There is no forum for dialoging between and among the regulatory bodies, apex institutions, various categories of microfinance practitioners and the end the users in the formulation, implementation and review of regulatory and supervisory policies and procedures. The absence of a recognized system to identify and coordinate MFIs in Ghana leads to fragmentation in the operations of the sub-sector.
Microfinance institutions in this category face rigid regulatory and supervisory systems and these present some challenges for product innovativeness, outreach and ultimately the performance of the institutions.
Semi-formal and Informal Institutions
There is lack of well specified guidelines for operations and among apex bodies namely, CUA, GCSCA, ASSFIN and Cooperative Council. This leads to uncoordinated activities and invariably hampers the performance and outreach of their member institutions.

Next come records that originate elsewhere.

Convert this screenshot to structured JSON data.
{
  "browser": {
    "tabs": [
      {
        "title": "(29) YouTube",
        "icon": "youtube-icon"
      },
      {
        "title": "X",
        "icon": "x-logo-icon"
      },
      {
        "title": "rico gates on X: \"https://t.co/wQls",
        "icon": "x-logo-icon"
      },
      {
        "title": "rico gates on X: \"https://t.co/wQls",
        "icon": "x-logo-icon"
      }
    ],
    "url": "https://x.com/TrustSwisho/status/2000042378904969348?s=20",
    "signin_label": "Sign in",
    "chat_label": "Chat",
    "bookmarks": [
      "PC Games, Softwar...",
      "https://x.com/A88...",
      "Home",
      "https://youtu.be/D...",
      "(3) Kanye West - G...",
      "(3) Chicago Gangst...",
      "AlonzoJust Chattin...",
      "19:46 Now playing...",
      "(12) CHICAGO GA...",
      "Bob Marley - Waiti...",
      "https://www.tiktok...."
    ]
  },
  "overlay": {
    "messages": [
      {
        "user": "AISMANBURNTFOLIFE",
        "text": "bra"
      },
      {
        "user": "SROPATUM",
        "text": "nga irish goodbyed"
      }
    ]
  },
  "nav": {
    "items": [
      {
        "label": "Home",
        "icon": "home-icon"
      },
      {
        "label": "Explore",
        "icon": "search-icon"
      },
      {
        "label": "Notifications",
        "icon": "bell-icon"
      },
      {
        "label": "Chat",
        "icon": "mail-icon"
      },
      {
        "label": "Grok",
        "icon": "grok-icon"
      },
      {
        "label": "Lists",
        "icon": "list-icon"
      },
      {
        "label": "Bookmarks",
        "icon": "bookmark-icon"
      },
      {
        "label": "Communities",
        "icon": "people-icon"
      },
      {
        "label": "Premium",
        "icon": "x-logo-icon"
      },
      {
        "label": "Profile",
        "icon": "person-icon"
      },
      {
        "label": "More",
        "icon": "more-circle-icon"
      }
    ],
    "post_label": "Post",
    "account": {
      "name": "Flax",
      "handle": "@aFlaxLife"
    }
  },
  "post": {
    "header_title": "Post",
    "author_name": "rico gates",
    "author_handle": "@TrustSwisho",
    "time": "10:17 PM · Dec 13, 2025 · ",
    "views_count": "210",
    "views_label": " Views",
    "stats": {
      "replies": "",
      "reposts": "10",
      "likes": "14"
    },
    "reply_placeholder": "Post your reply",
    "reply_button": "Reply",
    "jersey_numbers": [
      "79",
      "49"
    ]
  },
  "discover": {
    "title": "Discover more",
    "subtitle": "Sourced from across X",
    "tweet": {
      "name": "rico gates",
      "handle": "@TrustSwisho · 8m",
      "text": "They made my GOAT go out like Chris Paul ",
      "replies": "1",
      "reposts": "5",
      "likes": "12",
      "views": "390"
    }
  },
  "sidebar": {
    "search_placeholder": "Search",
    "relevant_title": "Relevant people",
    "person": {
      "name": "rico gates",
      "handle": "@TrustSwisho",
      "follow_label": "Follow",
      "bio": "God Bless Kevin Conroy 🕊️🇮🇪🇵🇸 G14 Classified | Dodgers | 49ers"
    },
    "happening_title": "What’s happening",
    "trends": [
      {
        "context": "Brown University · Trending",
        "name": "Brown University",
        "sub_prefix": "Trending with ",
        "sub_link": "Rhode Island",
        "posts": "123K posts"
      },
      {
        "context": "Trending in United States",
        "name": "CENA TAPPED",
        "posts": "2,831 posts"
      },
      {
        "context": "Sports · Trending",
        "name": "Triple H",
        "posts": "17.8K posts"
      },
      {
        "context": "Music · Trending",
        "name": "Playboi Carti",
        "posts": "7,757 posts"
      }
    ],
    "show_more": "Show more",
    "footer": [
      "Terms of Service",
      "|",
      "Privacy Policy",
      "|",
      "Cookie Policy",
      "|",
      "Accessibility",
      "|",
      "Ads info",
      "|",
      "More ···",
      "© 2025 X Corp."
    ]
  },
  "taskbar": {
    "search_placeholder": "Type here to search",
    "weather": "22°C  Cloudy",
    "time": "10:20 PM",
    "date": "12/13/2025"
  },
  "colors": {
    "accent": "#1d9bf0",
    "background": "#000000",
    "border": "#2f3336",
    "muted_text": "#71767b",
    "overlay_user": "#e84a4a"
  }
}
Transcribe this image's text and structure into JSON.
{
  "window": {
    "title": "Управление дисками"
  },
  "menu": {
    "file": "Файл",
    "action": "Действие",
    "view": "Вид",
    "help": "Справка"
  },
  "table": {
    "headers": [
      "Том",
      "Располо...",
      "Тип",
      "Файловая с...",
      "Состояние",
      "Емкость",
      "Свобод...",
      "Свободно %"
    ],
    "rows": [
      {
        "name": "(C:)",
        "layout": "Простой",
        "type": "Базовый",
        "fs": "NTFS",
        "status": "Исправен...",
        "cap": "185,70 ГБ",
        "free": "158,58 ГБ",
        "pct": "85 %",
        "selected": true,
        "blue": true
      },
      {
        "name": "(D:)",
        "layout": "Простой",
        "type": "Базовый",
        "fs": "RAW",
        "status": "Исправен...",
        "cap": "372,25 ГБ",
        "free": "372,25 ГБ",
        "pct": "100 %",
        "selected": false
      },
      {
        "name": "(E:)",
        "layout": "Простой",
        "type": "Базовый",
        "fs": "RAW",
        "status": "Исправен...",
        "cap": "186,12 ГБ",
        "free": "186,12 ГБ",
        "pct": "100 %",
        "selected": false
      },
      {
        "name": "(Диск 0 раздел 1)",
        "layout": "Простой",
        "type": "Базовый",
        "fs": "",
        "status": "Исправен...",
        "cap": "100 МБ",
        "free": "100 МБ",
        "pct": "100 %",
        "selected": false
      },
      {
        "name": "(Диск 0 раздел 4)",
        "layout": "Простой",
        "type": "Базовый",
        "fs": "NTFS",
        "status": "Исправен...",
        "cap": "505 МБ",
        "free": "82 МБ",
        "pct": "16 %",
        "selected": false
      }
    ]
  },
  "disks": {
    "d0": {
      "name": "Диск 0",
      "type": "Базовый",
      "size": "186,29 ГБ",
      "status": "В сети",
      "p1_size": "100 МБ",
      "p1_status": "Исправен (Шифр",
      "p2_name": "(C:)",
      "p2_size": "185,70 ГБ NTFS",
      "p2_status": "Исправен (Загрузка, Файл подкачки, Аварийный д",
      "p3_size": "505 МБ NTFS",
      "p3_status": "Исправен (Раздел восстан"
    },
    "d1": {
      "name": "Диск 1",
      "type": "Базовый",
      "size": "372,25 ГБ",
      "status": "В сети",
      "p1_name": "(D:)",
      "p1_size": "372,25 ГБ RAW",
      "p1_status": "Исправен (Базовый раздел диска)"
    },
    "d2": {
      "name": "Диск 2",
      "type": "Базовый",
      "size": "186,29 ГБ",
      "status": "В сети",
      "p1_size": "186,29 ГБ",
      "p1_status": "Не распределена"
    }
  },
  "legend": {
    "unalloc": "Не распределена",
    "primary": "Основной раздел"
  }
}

Current microfinance practices lack the mechanisms for ensuring consumer protection or sovereignty. The non disclosure and lack of transparency undermines the operations of some MFIs.
Collaboration and Coordination
There is no national body which is responsible for coordinating all activities associated with microfinance. As a result there is lack of coherent approach, fragmentation, duplication and inadequate collaboration between and among MDAs, MMDAs, development partners, service providers, practitioners and end users.
Apex institutions, their member institutions and service providers do not have an overall coordinating body that will ensure the institution fora, mechanisms for the transfer of best practices, identifying and use funds for on-lending and resolving multiple placement of clients. The existing institution does not include all practitioners and service providers.
Research, Monitoring and Evaluation
Current research activities within the sub-sector are weak and inadequate. Researches undertaken are uncoordinated focus areas of specific institutions. There is therefore no national research agenda to inform planning and policy formulation in the sub-sector.
Monitoring and Evaluation
The current capacity of various institutions in the sub-sector to undertake monitoring and evaluation of programmes and activities is currently inadequate. No national monitoring and evaluation framework exists to guide practitioners on their activities. Different monitoring and evaluation frameworks are being used making it difficult to undertake comparative assessment of programmes and projects for their impact on the performance of institutions and clients.